> _YOUR TASK_:
Retype all of the data shown below, keeping every character the same.

(Data entries)

- Opening Delimiter -

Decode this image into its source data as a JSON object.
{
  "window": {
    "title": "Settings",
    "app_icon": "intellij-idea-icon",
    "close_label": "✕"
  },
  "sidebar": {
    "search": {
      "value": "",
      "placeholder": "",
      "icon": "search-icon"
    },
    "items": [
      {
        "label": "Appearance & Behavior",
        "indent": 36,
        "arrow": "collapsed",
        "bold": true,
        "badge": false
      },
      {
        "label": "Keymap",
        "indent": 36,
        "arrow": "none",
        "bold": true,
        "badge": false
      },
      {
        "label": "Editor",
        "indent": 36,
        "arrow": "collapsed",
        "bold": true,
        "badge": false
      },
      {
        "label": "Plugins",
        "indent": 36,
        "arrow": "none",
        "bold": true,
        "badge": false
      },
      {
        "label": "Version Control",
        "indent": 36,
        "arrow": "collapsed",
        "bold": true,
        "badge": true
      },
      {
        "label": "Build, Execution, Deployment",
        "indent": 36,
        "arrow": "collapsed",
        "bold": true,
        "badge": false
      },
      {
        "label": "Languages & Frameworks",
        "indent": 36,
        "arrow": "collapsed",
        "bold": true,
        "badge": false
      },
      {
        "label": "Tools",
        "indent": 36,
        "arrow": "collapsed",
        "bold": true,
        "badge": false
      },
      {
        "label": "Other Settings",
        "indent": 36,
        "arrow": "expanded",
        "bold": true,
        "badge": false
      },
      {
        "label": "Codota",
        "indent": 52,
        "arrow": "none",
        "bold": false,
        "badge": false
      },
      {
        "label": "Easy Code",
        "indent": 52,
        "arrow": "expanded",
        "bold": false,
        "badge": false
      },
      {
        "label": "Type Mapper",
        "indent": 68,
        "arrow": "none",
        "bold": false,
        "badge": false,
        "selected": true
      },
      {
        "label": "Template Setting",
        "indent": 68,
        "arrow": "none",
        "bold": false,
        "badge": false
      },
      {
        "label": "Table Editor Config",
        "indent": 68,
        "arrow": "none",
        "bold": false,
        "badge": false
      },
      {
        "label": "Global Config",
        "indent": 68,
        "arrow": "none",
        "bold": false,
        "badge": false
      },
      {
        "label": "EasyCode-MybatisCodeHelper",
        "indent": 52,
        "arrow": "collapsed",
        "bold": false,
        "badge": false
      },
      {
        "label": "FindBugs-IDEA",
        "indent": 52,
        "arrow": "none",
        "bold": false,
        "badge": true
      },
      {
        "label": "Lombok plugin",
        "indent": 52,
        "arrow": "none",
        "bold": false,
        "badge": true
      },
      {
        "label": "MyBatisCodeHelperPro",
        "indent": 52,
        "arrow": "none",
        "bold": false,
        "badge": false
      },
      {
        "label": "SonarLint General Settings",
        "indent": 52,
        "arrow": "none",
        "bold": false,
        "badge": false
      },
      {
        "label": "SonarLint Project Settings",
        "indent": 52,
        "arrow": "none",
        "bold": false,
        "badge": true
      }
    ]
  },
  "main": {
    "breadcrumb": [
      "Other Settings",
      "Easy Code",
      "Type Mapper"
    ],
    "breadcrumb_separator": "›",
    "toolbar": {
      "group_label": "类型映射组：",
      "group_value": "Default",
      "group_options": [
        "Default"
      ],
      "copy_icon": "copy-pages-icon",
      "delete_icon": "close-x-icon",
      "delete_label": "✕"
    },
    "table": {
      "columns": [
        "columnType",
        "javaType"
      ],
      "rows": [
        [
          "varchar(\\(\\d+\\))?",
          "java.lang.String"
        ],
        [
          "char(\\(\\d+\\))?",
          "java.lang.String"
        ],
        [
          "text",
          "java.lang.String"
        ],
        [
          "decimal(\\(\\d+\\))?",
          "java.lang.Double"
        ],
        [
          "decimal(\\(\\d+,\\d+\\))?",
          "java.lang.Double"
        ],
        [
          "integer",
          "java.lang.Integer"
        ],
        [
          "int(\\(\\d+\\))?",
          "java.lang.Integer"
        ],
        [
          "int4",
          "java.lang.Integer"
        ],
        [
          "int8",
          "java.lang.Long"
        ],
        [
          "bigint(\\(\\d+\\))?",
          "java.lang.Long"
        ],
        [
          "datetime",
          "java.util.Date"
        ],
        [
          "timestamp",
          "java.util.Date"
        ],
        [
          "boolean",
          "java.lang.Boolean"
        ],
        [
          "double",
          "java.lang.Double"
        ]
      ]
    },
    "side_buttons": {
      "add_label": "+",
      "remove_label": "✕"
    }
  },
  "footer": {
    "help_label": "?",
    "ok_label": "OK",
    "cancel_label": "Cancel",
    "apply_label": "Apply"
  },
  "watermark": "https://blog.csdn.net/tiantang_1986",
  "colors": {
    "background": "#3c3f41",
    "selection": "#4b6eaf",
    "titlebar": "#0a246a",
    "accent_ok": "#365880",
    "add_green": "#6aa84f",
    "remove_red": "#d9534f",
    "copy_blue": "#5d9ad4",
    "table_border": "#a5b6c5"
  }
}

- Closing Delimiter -

> _ANSWER TO THIS PROBLEM_:
Decode this image into its source data as a JSON object.
{
  "window": {
    "title": "Settings",
    "app_icon": "intellij-idea-icon",
    "close_label": "✕"
  },
  "sidebar": {
    "search": {
      "value": "",
      "placeholder": "",
      "icon": "search-icon"
    },
    "items": [
      {
        "label": "Appearance & Behavior",
        "indent": 36,
        "arrow": "collapsed",
        "bold": true,
        "badge": false
      },
      {
        "label": "Keymap",
        "indent": 36,
        "arrow": "none",
        "bold": true,
        "badge": false
      },
      {
        "label": "Editor",
        "indent": 36,
        "arrow": "collapsed",
        "bold": true,
        "badge": false
      },
      {
        "label": "Plugins",
        "indent": 36,
        "arrow": "none",
        "bold": true,
        "badge": false
      },
      {
        "label": "Version Control",
        "indent": 36,
        "arrow": "collapsed",
        "bold": true,
        "badge": true
      },
      {
        "label": "Build, Execution, Deployment",
        "indent": 36,
        "arrow": "collapsed",
        "bold": true,
        "badge": false
      },
      {
        "label": "Languages & Frameworks",
        "indent": 36,
        "arrow": "collapsed",
        "bold": true,
        "badge": false
      },
      {
        "label": "Tools",
        "indent": 36,
        "arrow": "collapsed",
        "bold": true,
        "badge": false
      },
      {
        "label": "Other Settings",
        "indent": 36,
        "arrow": "expanded",
        "bold": true,
        "badge": false
      },
      {
        "label": "Codota",
        "indent": 52,
        "arrow": "none",
        "bold": false,
        "badge": false
      },
      {
        "label": "Easy Code",
        "indent": 52,
        "arrow": "expanded",
        "bold": false,
        "badge": false
      },
      {
        "label": "Type Mapper",
        "indent": 68,
        "arrow": "none",
        "bold": false,
        "badge": false,
        "selected": true
      },
      {
        "label": "Template Setting",
        "indent": 68,
        "arrow": "none",
        "bold": false,
        "badge": false
      },
      {
        "label": "Table Editor Config",
        "indent": 68,
        "arrow": "none",
        "bold": false,
        "badge": false
      },
      {
        "label": "Global Config",
        "indent": 68,
        "arrow": "none",
        "bold": false,
        "badge": false
      },
      {
        "label": "EasyCode-MybatisCodeHelper",
        "indent": 52,
        "arrow": "collapsed",
        "bold": false,
        "badge": false
      },
      {
        "label": "FindBugs-IDEA",
        "indent": 52,
        "arrow": "none",
        "bold": false,
        "badge": true
      },
      {
        "label": "Lombok plugin",
        "indent": 52,
        "arrow": "none",
        "bold": false,
        "badge": true
      },
      {
        "label": "MyBatisCodeHelperPro",
        "indent": 52,
        "arrow": "none",
        "bold": false,
        "badge": false
      },
      {
        "label": "SonarLint General Settings",
        "indent": 52,
        "arrow": "none",
        "bold": false,
        "badge": false
      },
      {
        "label": "SonarLint Project Settings",
        "indent": 52,
        "arrow": "none",
        "bold": false,
        "badge": true
      }
    ]
  },
  "main": {
    "breadcrumb": [
      "Other Settings",
      "Easy Code",
      "Type Mapper"
    ],
    "breadcrumb_separator": "›",
    "toolbar": {
      "group_label": "类型映射组：",
      "group_value": "Default",
      "group_options": [
        "Default"
      ],
      "copy_icon": "copy-pages-icon",
      "delete_icon": "close-x-icon",
      "delete_label": "✕"
    },
    "table": {
      "columns": [
        "columnType",
        "javaType"
      ],
      "rows": [
        [
          "varchar(\\(\\d+\\))?",
          "java.lang.String"
        ],
        [
          "char(\\(\\d+\\))?",
          "java.lang.String"
        ],
        [
          "text",
          "java.lang.String"
        ],
        [
          "decimal(\\(\\d+\\))?",
          "java.lang.Double"
        ],
        [
          "decimal(\\(\\d+,\\d+\\))?",
          "java.lang.Double"
        ],
        [
          "integer",
          "java.lang.Integer"
        ],
        [
          "int(\\(\\d+\\))?",
          "java.lang.Integer"
        ],
        [
          "int4",
          "java.lang.Integer"
        ],
        [
          "int8",
          "java.lang.Long"
        ],
        [
          "bigint(\\(\\d+\\))?",
          "java.lang.Long"
        ],
        [
          "datetime",
          "java.util.Date"
        ],
        [
          "timestamp",
          "java.util.Date"
        ],
        [
          "boolean",
          "java.lang.Boolean"
        ],
        [
          "double",
          "java.lang.Double"
        ]
      ]
    },
    "side_buttons": {
      "add_label": "+",
      "remove_label": "✕"
    }
  },
  "footer": {
    "help_label": "?",
    "ok_label": "OK",
    "cancel_label": "Cancel",
    "apply_label": "Apply"
  },
  "watermark": "https://blog.csdn.net/tiantang_1986",
  "colors": {
    "background": "#3c3f41",
    "selection": "#4b6eaf",
    "titlebar": "#0a246a",
    "accent_ok": "#365880",
    "add_green": "#6aa84f",
    "remove_red": "#d9534f",
    "copy_blue": "#5d9ad4",
    "table_border": "#a5b6c5"
  }
}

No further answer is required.